App and web page records

☆ ☆ ☆ ☆ ☆

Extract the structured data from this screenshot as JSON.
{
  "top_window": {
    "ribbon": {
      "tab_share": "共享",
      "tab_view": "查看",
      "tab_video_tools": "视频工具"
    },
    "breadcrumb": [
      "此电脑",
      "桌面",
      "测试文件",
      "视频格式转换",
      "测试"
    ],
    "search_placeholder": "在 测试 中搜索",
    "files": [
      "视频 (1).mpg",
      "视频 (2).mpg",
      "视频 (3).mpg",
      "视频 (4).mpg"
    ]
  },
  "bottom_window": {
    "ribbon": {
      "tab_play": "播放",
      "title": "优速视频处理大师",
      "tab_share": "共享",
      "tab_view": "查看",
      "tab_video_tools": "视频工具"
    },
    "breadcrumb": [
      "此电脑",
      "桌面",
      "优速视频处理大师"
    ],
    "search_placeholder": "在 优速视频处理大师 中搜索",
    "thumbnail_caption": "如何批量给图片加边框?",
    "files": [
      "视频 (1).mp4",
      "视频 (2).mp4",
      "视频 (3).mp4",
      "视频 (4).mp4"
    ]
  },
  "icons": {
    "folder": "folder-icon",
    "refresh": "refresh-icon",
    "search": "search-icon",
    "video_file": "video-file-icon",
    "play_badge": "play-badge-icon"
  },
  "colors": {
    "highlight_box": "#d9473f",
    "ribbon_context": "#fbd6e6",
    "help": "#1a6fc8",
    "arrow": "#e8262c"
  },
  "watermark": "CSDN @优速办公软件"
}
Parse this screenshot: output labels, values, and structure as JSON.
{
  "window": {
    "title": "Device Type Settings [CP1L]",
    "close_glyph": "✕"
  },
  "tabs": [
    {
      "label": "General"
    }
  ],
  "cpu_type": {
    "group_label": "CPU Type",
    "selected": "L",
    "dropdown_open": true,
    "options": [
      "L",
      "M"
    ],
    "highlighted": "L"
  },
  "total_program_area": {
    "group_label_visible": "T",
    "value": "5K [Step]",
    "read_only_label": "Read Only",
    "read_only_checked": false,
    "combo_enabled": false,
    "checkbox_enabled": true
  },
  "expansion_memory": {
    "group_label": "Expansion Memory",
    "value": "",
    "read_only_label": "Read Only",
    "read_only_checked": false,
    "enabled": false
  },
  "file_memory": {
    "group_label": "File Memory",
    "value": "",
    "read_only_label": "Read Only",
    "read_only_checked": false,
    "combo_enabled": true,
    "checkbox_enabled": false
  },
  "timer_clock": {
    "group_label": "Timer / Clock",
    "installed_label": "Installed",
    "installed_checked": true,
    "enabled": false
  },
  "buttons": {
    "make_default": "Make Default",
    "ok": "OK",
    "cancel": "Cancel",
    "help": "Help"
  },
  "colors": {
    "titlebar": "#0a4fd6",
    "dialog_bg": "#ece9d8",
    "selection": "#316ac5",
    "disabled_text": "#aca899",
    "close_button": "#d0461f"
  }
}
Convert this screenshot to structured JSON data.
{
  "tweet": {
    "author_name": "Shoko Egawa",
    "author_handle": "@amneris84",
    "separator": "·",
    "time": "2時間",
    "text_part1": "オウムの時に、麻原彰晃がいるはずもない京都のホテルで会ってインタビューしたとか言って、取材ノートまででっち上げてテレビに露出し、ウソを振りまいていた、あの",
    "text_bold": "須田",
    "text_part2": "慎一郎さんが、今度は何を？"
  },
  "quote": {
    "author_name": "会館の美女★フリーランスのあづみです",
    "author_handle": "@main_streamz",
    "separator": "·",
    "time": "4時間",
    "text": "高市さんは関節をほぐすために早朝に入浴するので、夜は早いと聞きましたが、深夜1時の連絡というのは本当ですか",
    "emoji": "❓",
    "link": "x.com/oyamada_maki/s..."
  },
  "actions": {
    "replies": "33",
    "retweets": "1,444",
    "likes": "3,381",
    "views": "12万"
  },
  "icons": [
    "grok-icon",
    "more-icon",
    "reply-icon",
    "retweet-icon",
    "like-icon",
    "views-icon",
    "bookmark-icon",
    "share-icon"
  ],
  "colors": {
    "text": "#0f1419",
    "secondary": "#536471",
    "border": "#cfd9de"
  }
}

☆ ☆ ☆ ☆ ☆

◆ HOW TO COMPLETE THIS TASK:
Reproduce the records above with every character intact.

◆ OUTPUT FOR THIS TASK:
Extract the structured data from this screenshot as JSON.
{
  "top_window": {
    "ribbon": {
      "tab_share": "共享",
      "tab_view": "查看",
      "tab_video_tools": "视频工具"
    },
    "breadcrumb": [
      "此电脑",
      "桌面",
      "测试文件",
      "视频格式转换",
      "测试"
    ],
    "search_placeholder": "在 测试 中搜索",
    "files": [
      "视频 (1).mpg",
      "视频 (2).mpg",
      "视频 (3).mpg",
      "视频 (4).mpg"
    ]
  },
  "bottom_window": {
    "ribbon": {
      "tab_play": "播放",
      "title": "优速视频处理大师",
      "tab_share": "共享",
      "tab_view": "查看",
      "tab_video_tools": "视频工具"
    },
    "breadcrumb": [
      "此电脑",
      "桌面",
      "优速视频处理大师"
    ],
    "search_placeholder": "在 优速视频处理大师 中搜索",
    "thumbnail_caption": "如何批量给图片加边框?",
    "files": [
      "视频 (1).mp4",
      "视频 (2).mp4",
      "视频 (3).mp4",
      "视频 (4).mp4"
    ]
  },
  "icons": {
    "folder": "folder-icon",
    "refresh": "refresh-icon",
    "search": "search-icon",
    "video_file": "video-file-icon",
    "play_badge": "play-badge-icon"
  },
  "colors": {
    "highlight_box": "#d9473f",
    "ribbon_context": "#fbd6e6",
    "help": "#1a6fc8",
    "arrow": "#e8262c"
  },
  "watermark": "CSDN @优速办公软件"
}
Parse this screenshot: output labels, values, and structure as JSON.
{
  "window": {
    "title": "Device Type Settings [CP1L]",
    "close_glyph": "✕"
  },
  "tabs": [
    {
      "label": "General"
    }
  ],
  "cpu_type": {
    "group_label": "CPU Type",
    "selected": "L",
    "dropdown_open": true,
    "options": [
      "L",
      "M"
    ],
    "highlighted": "L"
  },
  "total_program_area": {
    "group_label_visible": "T",
    "value": "5K [Step]",
    "read_only_label": "Read Only",
    "read_only_checked": false,
    "combo_enabled": false,
    "checkbox_enabled": true
  },
  "expansion_memory": {
    "group_label": "Expansion Memory",
    "value": "",
    "read_only_label": "Read Only",
    "read_only_checked": false,
    "enabled": false
  },
  "file_memory": {
    "group_label": "File Memory",
    "value": "",
    "read_only_label": "Read Only",
    "read_only_checked": false,
    "combo_enabled": true,
    "checkbox_enabled": false
  },
  "timer_clock": {
    "group_label": "Timer / Clock",
    "installed_label": "Installed",
    "installed_checked": true,
    "enabled": false
  },
  "buttons": {
    "make_default": "Make Default",
    "ok": "OK",
    "cancel": "Cancel",
    "help": "Help"
  },
  "colors": {
    "titlebar": "#0a4fd6",
    "dialog_bg": "#ece9d8",
    "selection": "#316ac5",
    "disabled_text": "#aca899",
    "close_button": "#d0461f"
  }
}
Convert this screenshot to structured JSON data.
{
  "tweet": {
    "author_name": "Shoko Egawa",
    "author_handle": "@amneris84",
    "separator": "·",
    "time": "2時間",
    "text_part1": "オウムの時に、麻原彰晃がいるはずもない京都のホテルで会ってインタビューしたとか言って、取材ノートまででっち上げてテレビに露出し、ウソを振りまいていた、あの",
    "text_bold": "須田",
    "text_part2": "慎一郎さんが、今度は何を？"
  },
  "quote": {
    "author_name": "会館の美女★フリーランスのあづみです",
    "author_handle": "@main_streamz",
    "separator": "·",
    "time": "4時間",
    "text": "高市さんは関節をほぐすために早朝に入浴するので、夜は早いと聞きましたが、深夜1時の連絡というのは本当ですか",
    "emoji": "❓",
    "link": "x.com/oyamada_maki/s..."
  },
  "actions": {
    "replies": "33",
    "retweets": "1,444",
    "likes": "3,381",
    "views": "12万"
  },
  "icons": [
    "grok-icon",
    "more-icon",
    "reply-icon",
    "retweet-icon",
    "like-icon",
    "views-icon",
    "bookmark-icon",
    "share-icon"
  ],
  "colors": {
    "text": "#0f1419",
    "secondary": "#536471",
    "border": "#cfd9de"
  }
}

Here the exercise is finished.